World Bank's star economist is sidelined in war over words

World Bank Chief Economist Paul Romer stepped down from his position with the bank's research group amid growing discontent with his staff related to, of all things, his strict attention to grammatical detail. Frustrated by his staff's tendency for sprinkling long-winded explanations into presentations, Romer often interrupted researchers when they strayed off topic, sources told Bloomberg News. The economist also expressed displeasure at staff members' frequent use of the conjunction "and" in their writing.

How a short-seller may have caused an accidental sell-off for two Canadian companies

Shares in Element Fleet Management Corp. plummeted as much as 40% on May 31, moments after a short-seller on Twitter said it identified an unnamed takeover target. The sell-off in Element triggered a circuit breaker restriction at the Investment Industry Regulatory Organization of Canada, the Financial Post reported, temporarily halting trading in the stock. The stock later rebounded and the short-selling firm, Muddy Waters, later said it was targeting a mining company.

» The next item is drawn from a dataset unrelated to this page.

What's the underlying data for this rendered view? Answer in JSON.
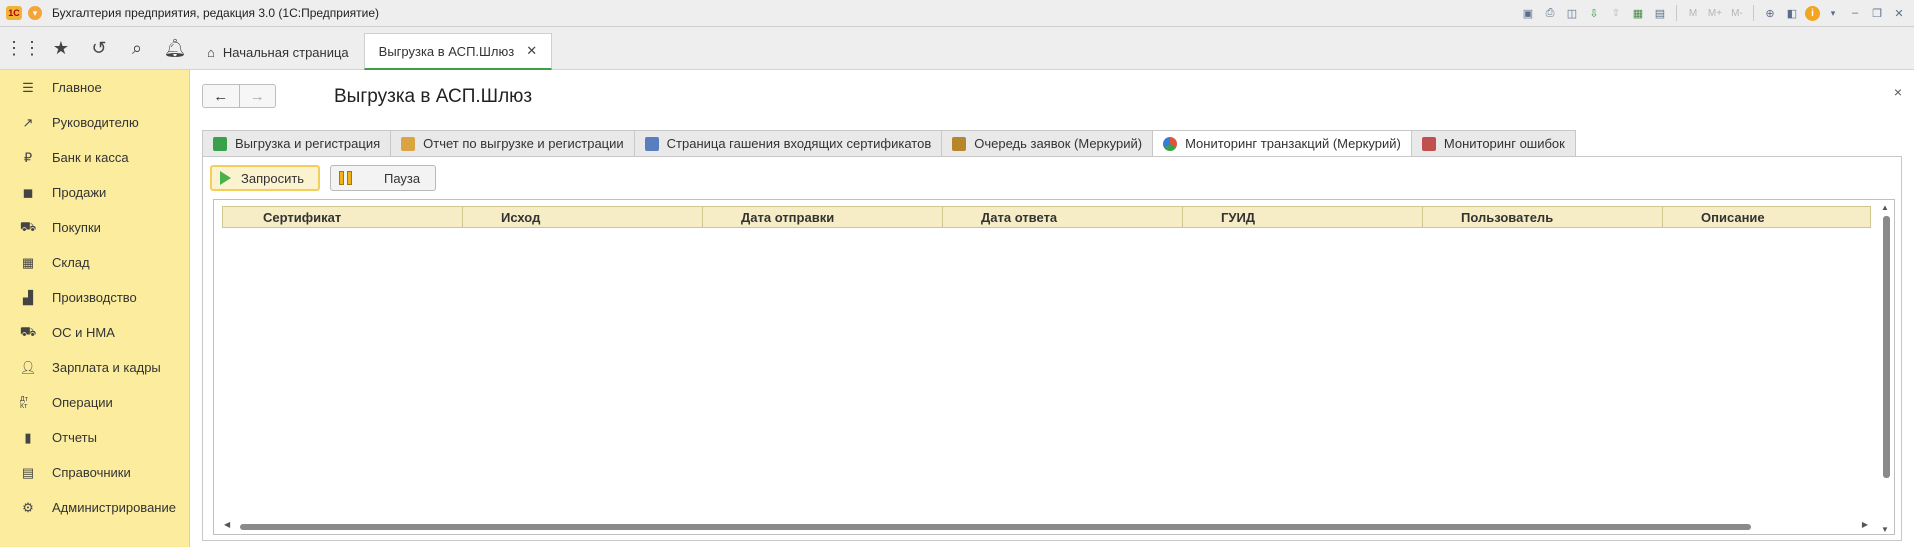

Passive investing is worse than...the misuse of antibiotics

Renaud de Planta, chairman of Pictet Asset Management, likens the proliferation of passive investing with a patient's overdependence on antibacterial drugs when looking for a quick remedy. Much like antibiotics, the products may be valuable in moderation, but create "more harm than good" when misused, De Planta told the Financial Times.

An Amazon engineer is letting thousands of Twitch users play the stock market with $50,000 of his own money

After years of playing with the idea, Mike Roberts, an engineer with Amazon, launched a trading platform on the company's video game streaming site involving $50,000 of his own savings. The platform, which Business Insider compares favorably with "Twitch Plays Pokemon," allows users to vote on the purchase or sale of various securities with Roberts' personal funds.